Fifteen years later, with at least four dead and 100 sick from E. coli O111 served in raw beef at the Yakiniku-zakaya Ebisu barbecue restaurant chain, Japanese corporate, political and media leaders are still struggling.

Anrakutei Co., a Saitama-based yakiniku barbecue chain, stopped serving yukke at its 250 outlets, mainly in the Kanto region, on Tuesday.

“We’ve been providing the dish to customers based on strict quality control, but customers’ concerns make it difficult to continue to serve it,” a public relations official of the company said.

Anrakutei said the company conducts bacteria tests on the Australian beef it uses for yukke three times–first before it is purchased, again before it is sent to the company’s meat processing plant and finally before it is shipped to outlets. At the plant, the meat is processed separately from other food materials to prevent it from coming into contact with bacteria, the company explained.

There is no discussion of what is being tested, and how valid those tests are at picking up a non-O157 shiga-toxin producing E. coli like O111 There is no verification that anyone is testing anything.

In the absence of meat goggles that can magically detect dangerous bacteria, eating raw hamburger remains a risk.

Today, the Tokyo District Court ordered restaurant chain operator Foods Forus Co. to pay ¥169 million ($1.58 million) to the families of three victims who died from food poisoning after eating raw meat at one of its barbecue restaurants in 2011.

While the court awarded damages to the plaintiffs, it ruled that the former president of Foods Forus, which is filing for special liquidation, was not guilty of gross negligence. The plaintiffs had sought around ¥209 million in damages and medical treatment expenses from the company and the former president.

Around 180 customers developed symptoms of food poisoning after dining at six Yakiniku-zakaya Ebisu restaurants in four prefectures — Kanagawa, Toyama, Ishikawa, and Fukui — in April 2011. A strain of E. coli, O-111, was found in many of the victims.

Five died due to illness. Nine plaintiffs, including the families of three who died after eating at the outlet in Tonami, Toyama Prefecture, sued the company and the former president in October 2014.

In February 2016, police investigated the former president on suspicion of professional negligence resulting in death or injury and sent the case to prosecutors. But the prosecutors decided not to indict him.

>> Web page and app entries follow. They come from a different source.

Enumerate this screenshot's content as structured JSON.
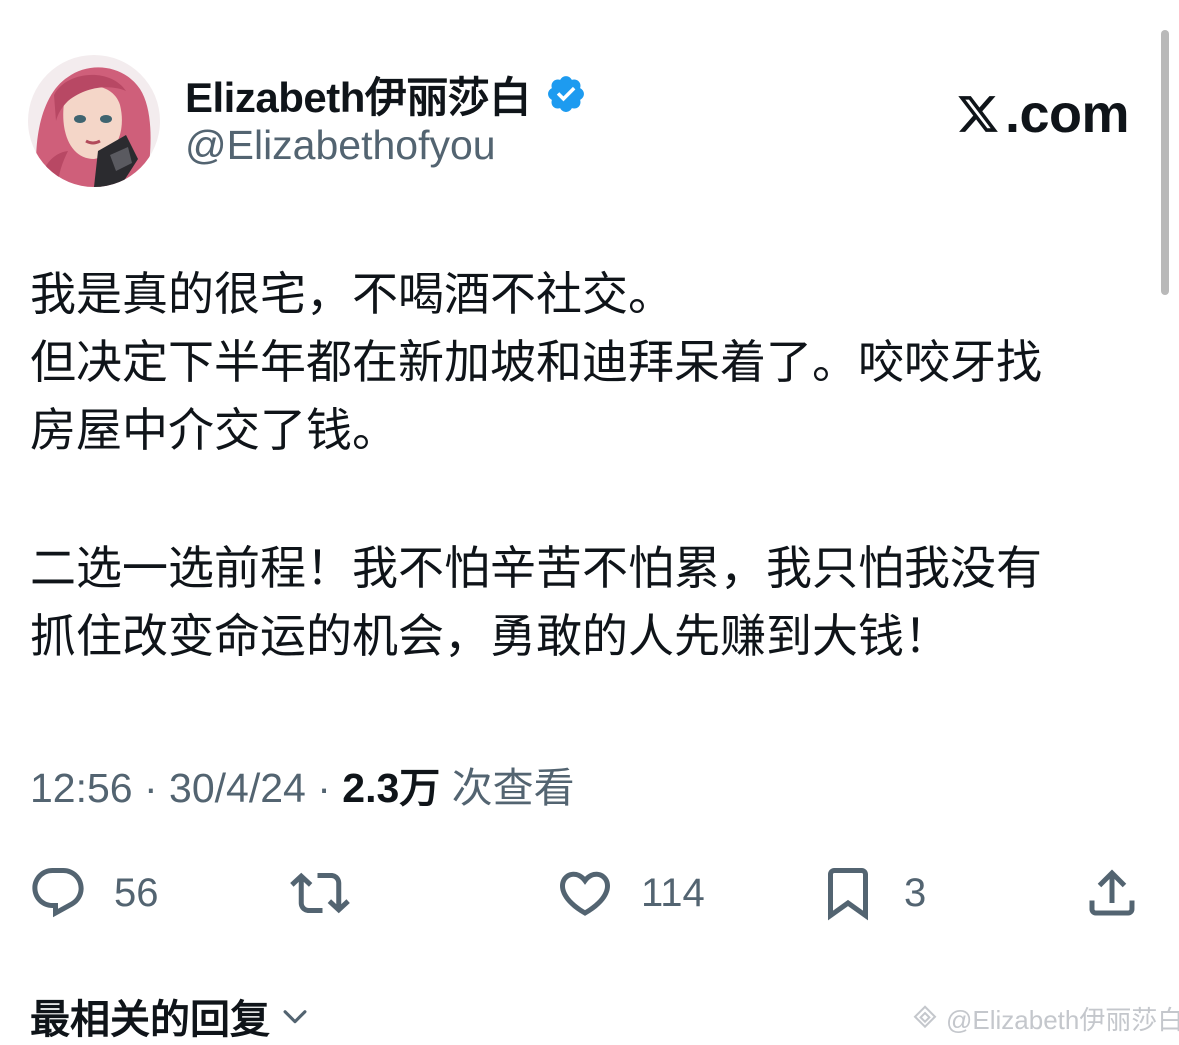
{
  "author": {
    "display_name": "Elizabeth伊丽莎白",
    "handle": "@Elizabethofyou",
    "verified": true,
    "verified_color": "#1d9bf0"
  },
  "brand": {
    "text": ".com"
  },
  "tweet": {
    "lines": [
      "我是真的很宅，不喝酒不社交。",
      "但决定下半年都在新加坡和迪拜呆着了。咬咬牙找",
      "房屋中介交了钱。",
      "",
      "二选一选前程！我不怕辛苦不怕累，我只怕我没有",
      "抓住改变命运的机会，勇敢的人先赚到大钱！"
    ]
  },
  "meta": {
    "time": "12:56",
    "separator": " · ",
    "date": "30/4/24",
    "views_count": "2.3万",
    "views_label": " 次查看"
  },
  "actions": {
    "replies": "56",
    "likes": "114",
    "bookmarks": "3"
  },
  "replies_section": {
    "sort_label": "最相关的回复"
  },
  "watermark": {
    "text": "@Elizabeth伊丽莎白"
  },
  "colors": {
    "text_primary": "#0f1419",
    "text_secondary": "#536471",
    "accent": "#1d9bf0"
  }
}
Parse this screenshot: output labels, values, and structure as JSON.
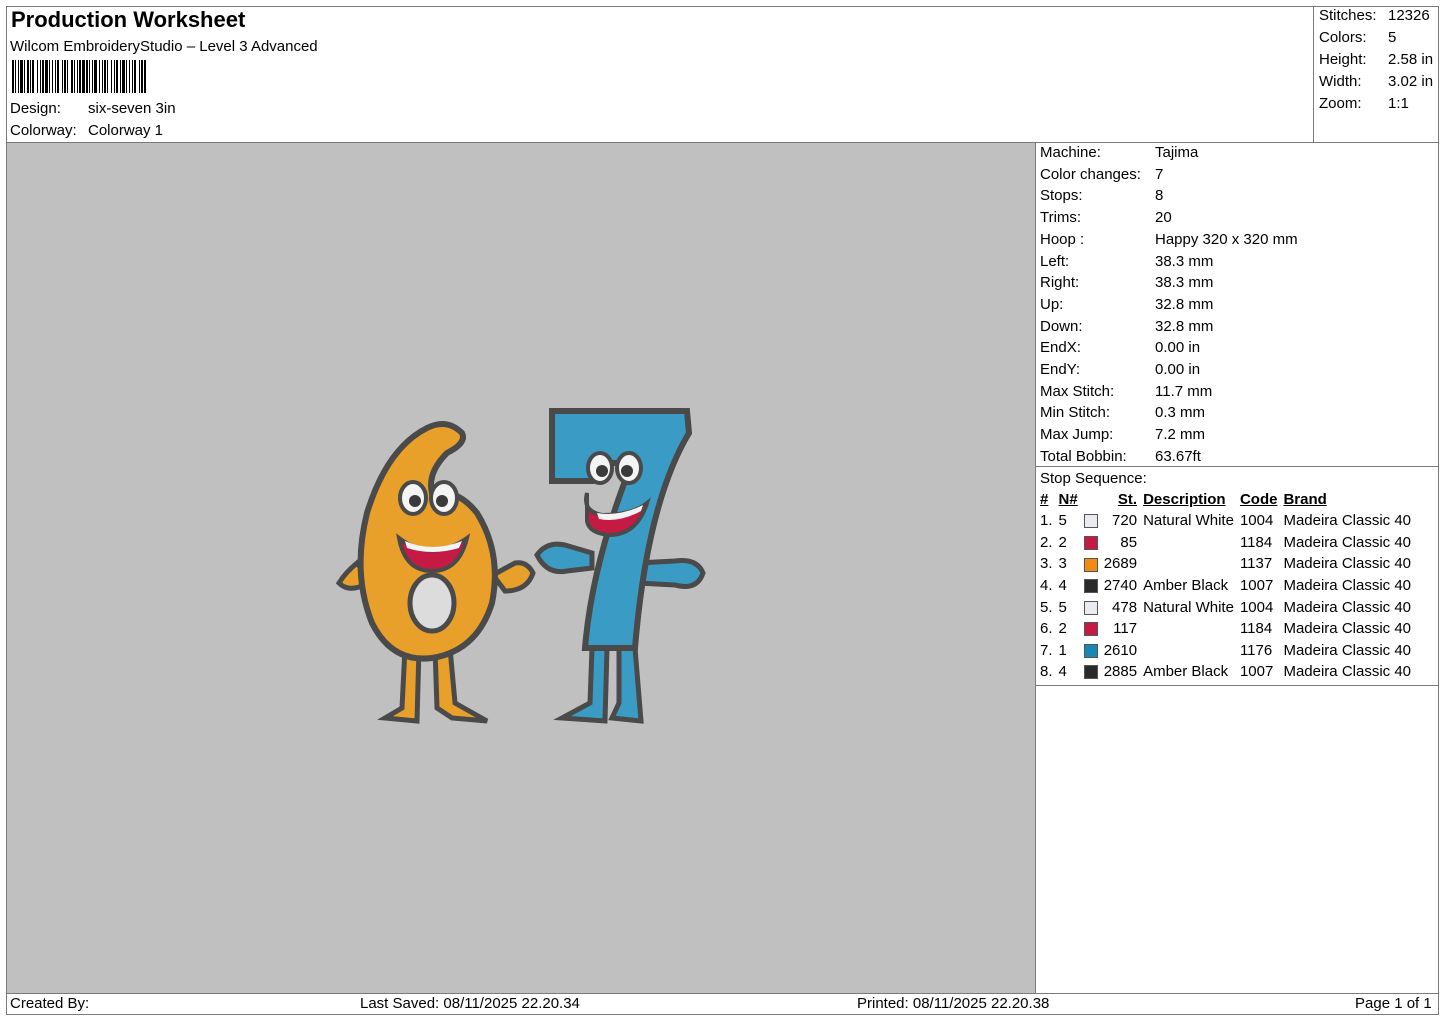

The families of the victims are considering filing a petition with a prosecution inquest panel in a bid to overturn the decision.